Filter the records below down to lines containing "label".

╭─ Data

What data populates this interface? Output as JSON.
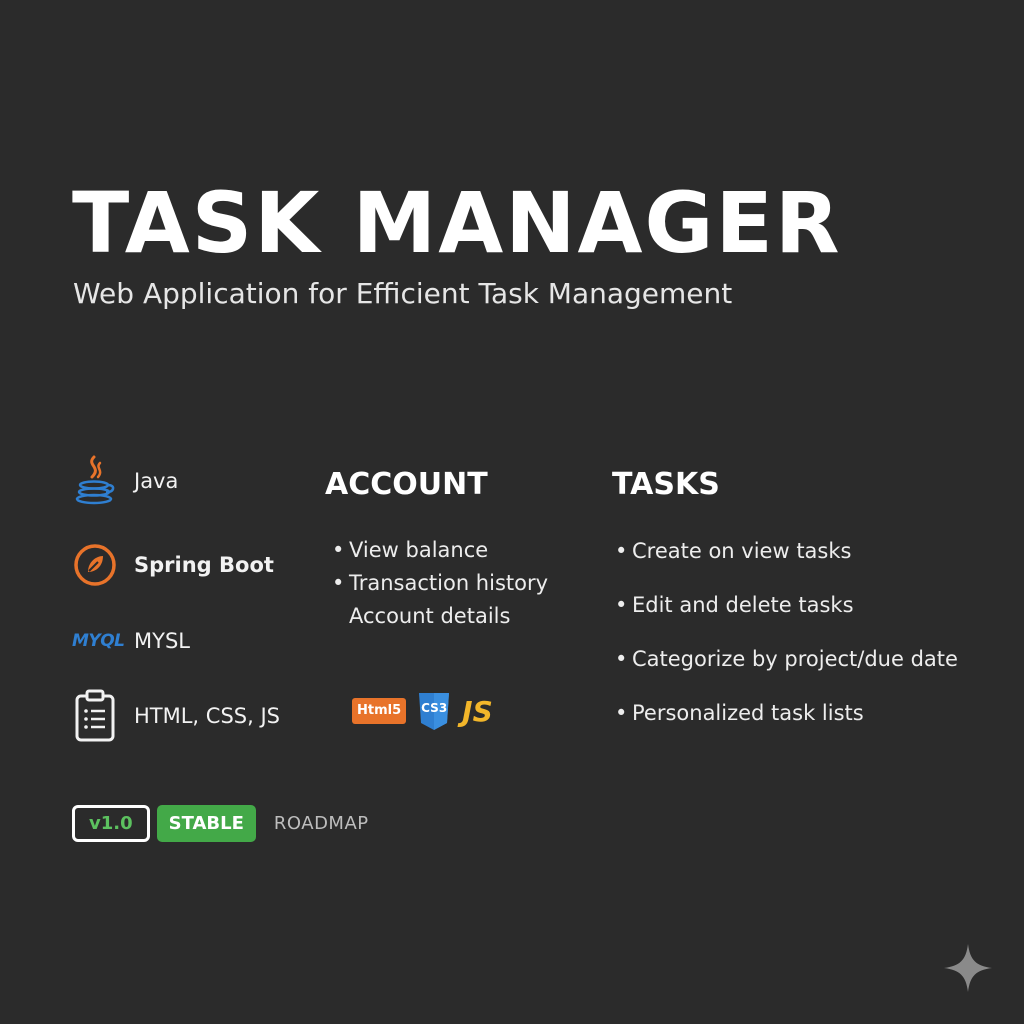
{
  "header": {
    "title": "TASK MANAGER",
    "subtitle": "Web Application for Efficient Task Management"
  },
  "tech_stack": [
    {
      "icon": "java-icon",
      "label": "Java"
    },
    {
      "icon": "spring-boot-icon",
      "label": "Spring Boot"
    },
    {
      "icon": "mysql-logo",
      "logo_text": "MYQL",
      "label": "MYSL"
    },
    {
      "icon": "clipboard-icon",
      "label": "HTML, CSS, JS"
    }
  ],
  "account": {
    "heading": "ACCOUNT",
    "items": [
      "View balance",
      "Transaction history",
      "Account details"
    ]
  },
  "web_badges": {
    "html": "Html5",
    "css": "CS3",
    "js": "JS"
  },
  "tasks": {
    "heading": "TASKS",
    "items": [
      "Create on view tasks",
      "Edit and delete tasks",
      "Categorize by project/due date",
      "Personalized task lists"
    ]
  },
  "tags": {
    "version": "v1.0",
    "status": "STABLE",
    "roadmap": "ROADMAP"
  },
  "colors": {
    "background": "#2b2b2b",
    "stable_green": "#43a948",
    "version_text_green": "#5cc15f",
    "html_orange": "#e8732a",
    "css_blue": "#2f7fd1",
    "js_yellow": "#f2b62a",
    "spring_orange": "#e8732a"
  }
}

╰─

* Output below
      "label": "Java"
      "label": "Spring Boot"
      "label": "MYSL"
      "label": "HTML, CSS, JS"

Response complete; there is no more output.